Year of compilation: 2004
AVIFAUNA: Sanyal (2002) identified 163 species of birds from Sunderban but recently, Sujan Chatterjee (in litt. 2003) has listed 219 species. Although the whole of the Sunderban mangrove is a bird watcher’s paradise, Sajnakhali Wildlife Sanctuary is best known for its bird life. Mukherjee (1959) found 16 species in a breeding colony, including Darter Anhinga melanogaster and Black-necked Stork Ephippiorhynchus asiaticus (both presently Near Threatened). In India, Sunderban in the most important site for the Vulnerable Masked Finfoot Heliopais personata. It is difficult to estimate the total number of this elusive bird, but it is fairly common in suitable areas. Earlier, Greater Adjutant Leptoptilos dubius was commonly seen but now sightings are rare due to drastic decline in its numbers. Another uncommon species is the Spoon-billed Sandpiper Eurynorhynchus pygmeus, which is regularly reported from this site. As can be expected, Sunderban is famous for its waterbirds and water-dependent birds, such as the kingfishers. Out of the 12 kingfisher species found in India, six are found in this IBA. They are the Common Alcedo atthis, Brown-winged Halcyon amauroptera, Stork-billed H. capensis, Ruddy H. coromanda, White-throated H. smyrnensis, Black-capped H. pileata, Collared Todiramphus chloris and Pied Ceryle rudis Kingfishers. About 30 species of small waders (sandpipers, stints, plovers, curlews, etc.) and nine species of gulls and terns are found here. Sunderban is one of two sites where the Mangrove Whistler Pachycephala grisola is definitely found.

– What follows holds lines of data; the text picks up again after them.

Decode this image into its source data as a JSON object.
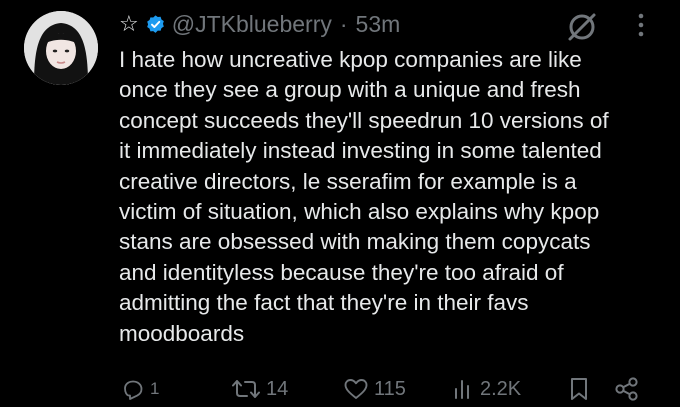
{
  "tweet": {
    "display_name_icon": "star-outline-icon",
    "handle": "@JTKblueberry",
    "separator": "·",
    "time": "53m",
    "text": "I hate how uncreative kpop companies are like\nonce they see a group with a unique and fresh\nconcept succeeds they'll speedrun 10 versions of\nit immediately instead investing in some talented\ncreative directors, le sserafim for example is a\nvictim of situation, which also explains why kpop\nstans are obsessed with making them copycats\nand identityless because they're too afraid of\nadmitting the fact that they're in their favs\nmoodboards"
  },
  "actions": {
    "replies": "1",
    "retweets": "14",
    "likes": "115",
    "views": "2.2K"
  },
  "colors": {
    "background": "#000000",
    "text": "#e7e9ea",
    "muted": "#71767b",
    "verified": "#1d9bf0"
  }
}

This species is not considered threatened by BirdLife International (2001) as it is widely distributed in south and southeast Asia but its narrow, ribbon-like habitat along the coasts, that is under tremendous human pressure all over Asia, would put this species at risk in future. Incidentally, this is the only bird species that is entirely restricted to mangroves (Ali and Ripley, 1987, Grimmett et al. 1998). The vast Sunderban mangroves and mud flats host hundreds of thousands of waterbirds, especially waders but as we do not have species-wise detailed information, we have not listed this site under any A4 criteria. This site is selected only on the basis of presence of globally threatened species (A1 criteria).

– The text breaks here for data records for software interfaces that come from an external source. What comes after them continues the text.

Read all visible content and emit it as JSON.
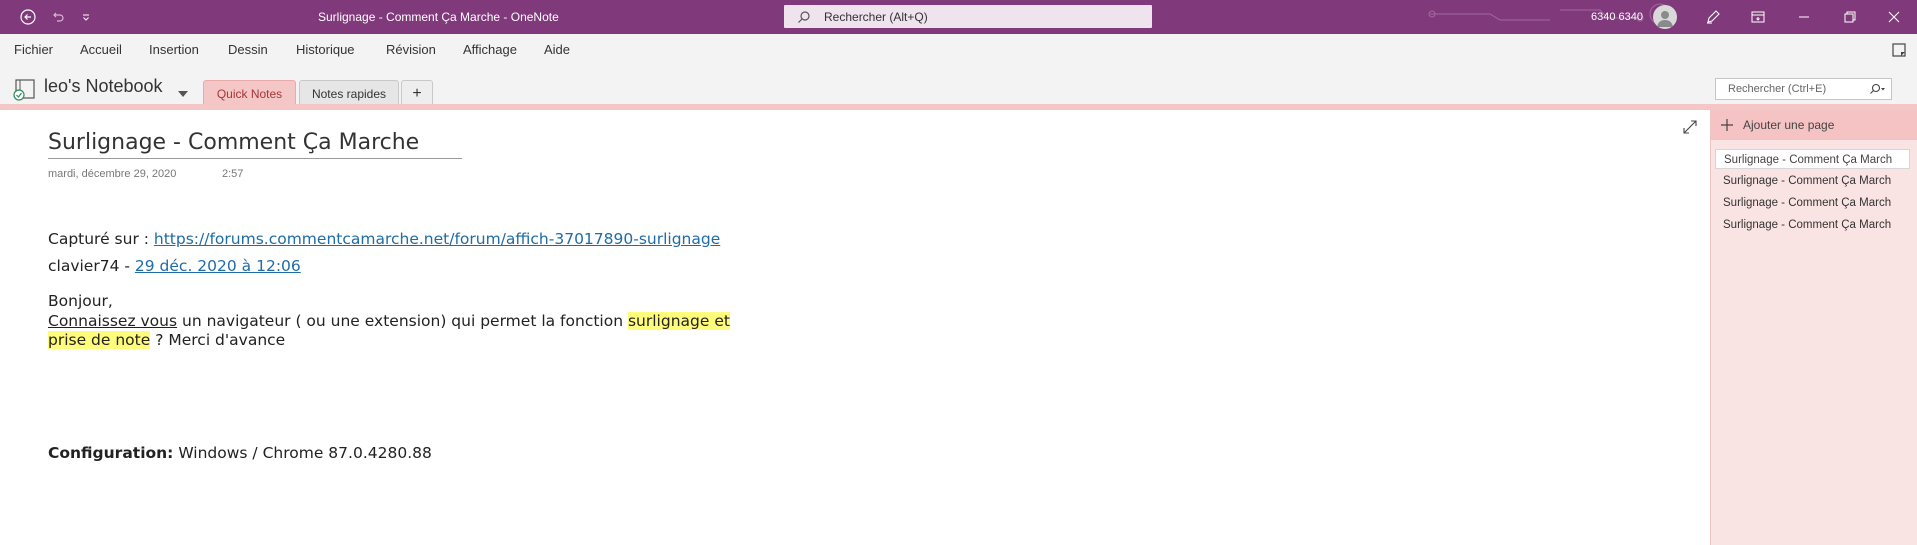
{
  "titlebar": {
    "title": "Surlignage - Comment Ça Marche  -  OneNote",
    "search_placeholder": "Rechercher (Alt+Q)",
    "user": "6340 6340"
  },
  "menu": {
    "items": [
      "Fichier",
      "Accueil",
      "Insertion",
      "Dessin",
      "Historique",
      "Révision",
      "Affichage",
      "Aide"
    ]
  },
  "notebook": {
    "name": "leo's Notebook",
    "tabs": [
      "Quick Notes",
      "Notes rapides",
      "+"
    ],
    "page_search_placeholder": "Rechercher (Ctrl+E)"
  },
  "page": {
    "title": "Surlignage - Comment Ça Marche",
    "date": "mardi, décembre 29, 2020",
    "time": "2:57",
    "captured_label": "Capturé sur : ",
    "captured_url": "https://forums.commentcamarche.net/forum/affich-37017890-surlignage",
    "author": "clavier74 - ",
    "author_date": "29 déc. 2020 à 12:06",
    "greeting": "Bonjour,",
    "body_part1": "Connaissez vous",
    "body_part2": " un navigateur ( ou une extension) qui permet la fonction ",
    "body_hl1": "surlignage",
    "body_part3": " et ",
    "body_hl2": "prise de note",
    "body_part4": " ? Merci d'avance",
    "config_label": "Configuration:",
    "config_value": " Windows / Chrome 87.0.4280.88"
  },
  "pages_panel": {
    "add_label": "Ajouter une page",
    "items": [
      "Surlignage - Comment Ça March",
      "Surlignage - Comment Ça March",
      "Surlignage - Comment Ça March",
      "Surlignage - Comment Ça March"
    ]
  },
  "colors": {
    "titlebar": "#80397b",
    "tab_active": "#f4c6c6",
    "highlight": "#fefc7a",
    "link": "#1e6ca8"
  }
}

OTHER KEY FAUNA: Although seldom seem, the Tiger Panthera tigris is the star attraction of Sunderban. Sunderban also has the largest population of the Estuarine Crocodile Crocodylus porosus. A hundred years ago the Sundarban Forests were the home of many wild animals, including the Javan Rhinoceros Rhinoceros sondaicus, Swamp Deer Cervus duvauceli, Chital Axis axis, Wild Boar Sus scrofa, Rhesus Macaque Macaca mullata, Fishing Cat Felis viverrina, and Wild Buffalo Bubalus arnee. It is said that Barking Deer Muntiacus muntjak existed on these swamp islands, but it has not been recorded in recent years from the Sundarban Forests that lie in West Bengal.
Despite its status as a World Heritage Site, Biosphere Reserve, Tiger Reserve, National Park and Wildlife Sanctuary, the Sunderban suffers from many anthropogenic problems. Illegal fishing, cutting of mangroves, poaching and encroachment are the biggest chronic threats. Illegal settlers are causing widespread destruction of mangroves, particularly on Jambu Dweep, the furthermost of the cluster of islands. The Supreme Court of India has banned human habitation on this island, but over 20,000 people reside here, mostly in a place called Charso Bees. The fishing business here, run mostly by Bangladeshis from Chittagong, records a turnover of about Rs. 1.5 billion annually. Many settlers on the island are unaware that fishing in the protected area is prohibited. Charaching in the Sundarban is a persistent and uncontrollable problem, because thousands of people move in the Reserve all the time. Charachers go mainly for Tiger and deer. Unmanaged tourism is another problem for the sensitive ecology of Sunderban. There are plans to build a large tourist resort on 750 acres of land spread across the five islands of Sagar, Kaikhali, Fraserganj, L-Plot and Jharkhali. A jetty will be built in Kolkata for ferrying tourists to those islands. There will be floatels, water sports and arrangements for excursions to different creeks in the delta. Such a massive project, in the name of ‘eco-tourism’, would give rise to anthropogenic problems and irreversibly damage the ecology.
BirdLife International (2020) Important Bird Areas factsheet: Sundarbans Biosphere Reserve (National Park). Downloaded from http://www.birdlife.org on 27/11/2020.